I didn’t make any great discoveries that evening. I didn’t pray any eloquent prayers. I didn’t give an excellent advice. I didn’t write any meaningful poems. I’ve always said we should have a ministry of presence–we should just be there for people. I wasn’t sure I was going to even be able to do that–I think I might have been fighting the urge to run out of the room or scream out to God or just throw something and say, “What the Hell, God?”
As awesome as my daughter and her husband have been, it’s not them directly that have taught me the lesson about God and prayer. It’s really what Laura and I discussed these months later while discussing what we believe about prayer. It’s all about how we pray for Lily. It’s about what we think about when we think about our youngest daughter and what we imagine God thinks about us.
I’ve already mentioned how we felt about our grandson from the instant we saw him. He was precious–he was good–he was loved–and, he didn’t have to do anything to receive my love–I simply gave it because he was! I have similar feelings toward our daughter. I have always loved her. Nothing she does can change that. I think she knows this. There are some things that come with that, but there are also things that it excludes. I found this especially true during the past few months

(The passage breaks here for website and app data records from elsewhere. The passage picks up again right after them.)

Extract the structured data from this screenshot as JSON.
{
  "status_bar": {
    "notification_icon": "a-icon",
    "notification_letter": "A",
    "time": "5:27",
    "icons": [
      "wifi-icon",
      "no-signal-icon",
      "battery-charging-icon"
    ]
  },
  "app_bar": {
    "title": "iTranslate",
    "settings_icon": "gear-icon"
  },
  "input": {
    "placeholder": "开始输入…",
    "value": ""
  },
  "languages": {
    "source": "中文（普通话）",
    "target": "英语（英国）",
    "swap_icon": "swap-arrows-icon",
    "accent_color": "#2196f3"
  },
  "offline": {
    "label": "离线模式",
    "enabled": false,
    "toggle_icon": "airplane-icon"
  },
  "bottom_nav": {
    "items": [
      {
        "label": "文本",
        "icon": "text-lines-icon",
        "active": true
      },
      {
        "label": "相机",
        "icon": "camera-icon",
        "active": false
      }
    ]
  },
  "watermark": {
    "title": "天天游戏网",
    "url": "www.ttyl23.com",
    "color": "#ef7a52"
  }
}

I didn’t feel the need to pray that all this would go away. When I hear people say, “God is good” it is usually because something goes the way they imagined it should. But, over and over again, I have experienced situations in my life that didn’t go the way I wanted, but instead turned out for the best. That detour in life was very often the path to maturity or growth or, sometimes, the path to a much better destination. So no, i didn’t hope that we would wake up tomorrow and have a different outcome. I didn’t really pray for anything to change and didn’t try to do something to make it change. I just stood in the hospital room and cried. That seemed like the appropriate thing to do.
Our picture of God is somewhat skewed. I am coming to understand God as one that enters into our situations. I now believe, that much like us, He understands that what we most need is for someone to be there. I think God sits with us–I think God cries with us–I think He also walks with us when it’s finally time to go out and get some real food! You see if God emptied out the hospitals, He would only be solving one of our problems. Physical healing has never been our biggest issue.
Laura always said I was a pushover for my two girls. It was because I felt so helpless most of the time that when I got the opportunity, I jumped at the change to do something for them. But, now that I have more resources and can do more, I find myself holding back more often than not. I always ask myself the simple question, “Is this the best thing I could do for them or is there something better.” My first inclination is usually wrong and I’ve learned to make better decisions. I suppose God always acts in my best interest whether I recognize it or not. Theoretically, if I am getting better at those things then God was always better all along!
I’m still trying to figure this stuff out. I just watched the Santa Clause movie the other night and remembered that I ruled out Santa Claus god a few years ago. You know the one who is “making a list and checking it twice.” I’ve also stopped believing in “angry” god and “retributive” god and the “favorite uncle” that does whatever I want. For now I’m focused on God that comes to the hospital and stands next to my grandson’s bed with me and cries–not because He is helpless or hopeless–but just because I’m His child and that’s what He should do. Maybe I’m wrong–but, I don’t think so!